“The dreadful statistics that show how one in five children in South Sudan have been forced to flee their homes, demonstrates how devastating this conflict has been for those most vulnerable in the country”, stated Leila Pakkala, Regional director of UNICEF for East and South-East Africa, after also pointing out that another million find themselves displaced within their own country.
This situation is also seen as a tragedy for those performing humanitarian work, as whilst the quality of life in the country declines quickly, nutritional provision becomes a fairy tale. Infant malnutrition, for example, increases hugely whilst the extreme weather facilitates the extinction of this part of the population. Wartime began in December 2013 between those loyal to President Salva Kiir and those standing with ex vice president Riek Machar.
The conflict is a political one, whose basis lies economically in the ability to take control of the plentiful oil sources in the country. The war also complicates the position between the Dinka and Nuer people in terms of their native status.

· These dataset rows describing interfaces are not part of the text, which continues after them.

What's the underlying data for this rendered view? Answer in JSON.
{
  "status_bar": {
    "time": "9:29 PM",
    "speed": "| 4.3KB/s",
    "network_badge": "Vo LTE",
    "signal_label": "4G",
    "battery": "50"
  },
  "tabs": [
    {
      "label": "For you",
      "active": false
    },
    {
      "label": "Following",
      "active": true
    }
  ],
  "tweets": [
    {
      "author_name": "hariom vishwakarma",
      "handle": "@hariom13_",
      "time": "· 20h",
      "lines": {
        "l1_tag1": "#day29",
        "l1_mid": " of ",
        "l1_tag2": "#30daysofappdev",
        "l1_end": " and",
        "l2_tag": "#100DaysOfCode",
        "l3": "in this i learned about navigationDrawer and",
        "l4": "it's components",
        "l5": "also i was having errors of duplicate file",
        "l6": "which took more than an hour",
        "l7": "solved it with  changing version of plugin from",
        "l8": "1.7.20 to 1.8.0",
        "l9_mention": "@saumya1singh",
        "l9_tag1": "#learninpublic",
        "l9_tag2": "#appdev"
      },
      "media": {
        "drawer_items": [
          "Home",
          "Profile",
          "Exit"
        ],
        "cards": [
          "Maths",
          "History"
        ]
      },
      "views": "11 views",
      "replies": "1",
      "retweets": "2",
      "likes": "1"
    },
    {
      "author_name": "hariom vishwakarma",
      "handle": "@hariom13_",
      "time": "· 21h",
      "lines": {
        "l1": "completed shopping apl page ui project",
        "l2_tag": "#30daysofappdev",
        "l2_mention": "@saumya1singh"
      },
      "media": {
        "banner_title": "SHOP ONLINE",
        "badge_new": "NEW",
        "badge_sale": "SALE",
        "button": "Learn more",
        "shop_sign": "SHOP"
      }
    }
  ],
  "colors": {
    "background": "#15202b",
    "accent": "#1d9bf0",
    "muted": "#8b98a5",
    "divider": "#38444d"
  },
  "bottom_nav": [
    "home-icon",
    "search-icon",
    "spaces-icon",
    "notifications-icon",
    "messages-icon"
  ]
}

More than a thousand children were assassinated or have suffered injuries since the start of the war, according to figures, which could be much lower due to difficulties sourcing and verifying information.
According to the United Nations, children account for 62% of the more than 1.8 million South Sudanese refugees, with the majority of those people arriving in Uganda, Kenya, Ethiopia, Sudan and the Democratic Republic of the Congo. Additionally, more than 75,000 of these young people crossed from South Sudan to these countries alone or separated from their families.

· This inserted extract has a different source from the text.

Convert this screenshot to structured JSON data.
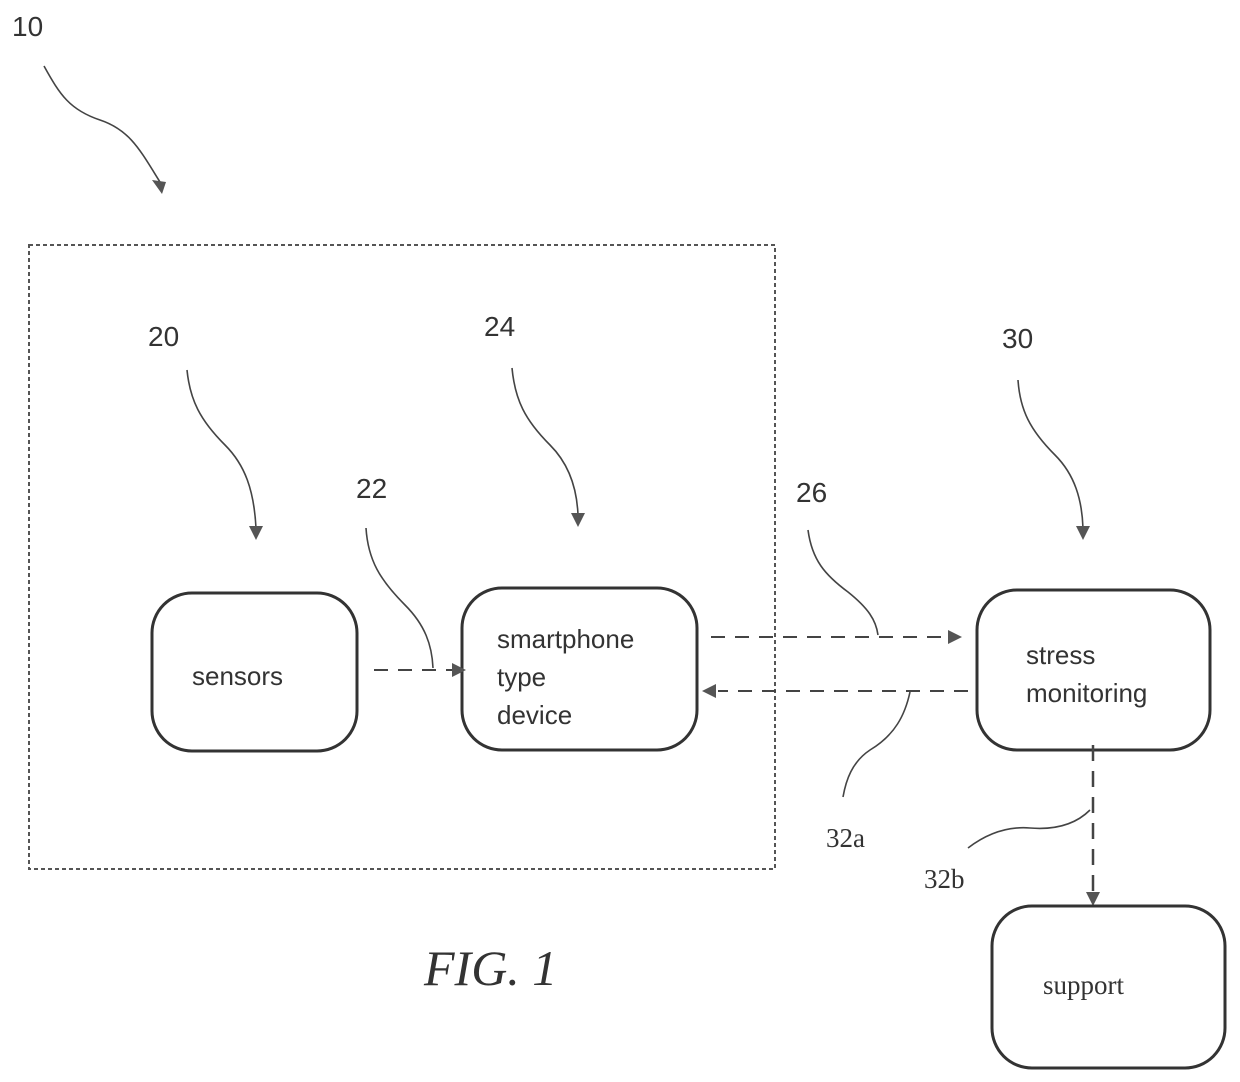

“The child refugees are becoming the face of this tragedy and it is very worrying. All of us who work in the humanitarian community need to save their lives urgently, committedly and with ongoing support”, declared Valentín Tapsoba from the African office of ACNUR.
In the same way, the UN points out that the trauma, physical deformities, fear and stress suffered by so many children is only one part of the burden handed out by the South Sudanese crisis, furthermore, on losing any type of shelter, they can become victims of domestic violence (and slavery), sexual abuse and exploitation. Moreover, the war in South Sudan has forced 75% of children to stop attending school.
Confirmed by UNICEF, since the start of this year a total of 650 children have been recruited as child-soldiers which shows an increase with regards to the activity of military groups. This fits in with the apparent willingness of both sides to continue with fighting, even though they initiated a Peace Process in 2015, one which has been continually violated.
With this plan to defuse tensions in South Sudan, in 2015 UNICEF confirmed the demobilisation of 1,775 child soldiers, one of the largest measures of this type, but the return to war thwarted any advances in this area.
Various religious missions characterise the horror of this conflict as one of the worst tragedies of present times and to argue their case, refer to how harmful the environment is to children, whose poor health increases the likelihood of contracting contagious diseases.
The war is accompanied by a scarcity of food: “Conflict and starvation in South Sudan are having devastating effects on the youngest”, confirms the Salesian Mission in Gumbo, in the capital of the country, Juba.
Figures from humanitarian organizations linked with the UN, indicate that more than 1 million South Sudanese children are undernourished and more than 2 million have fled their homes in order to survive war, a war which started away from prying eyes and one fixated on destroying children.
Photos: Pixabay – (Translated by Francine Morgan – E-mail: firstname.lastname@example.org)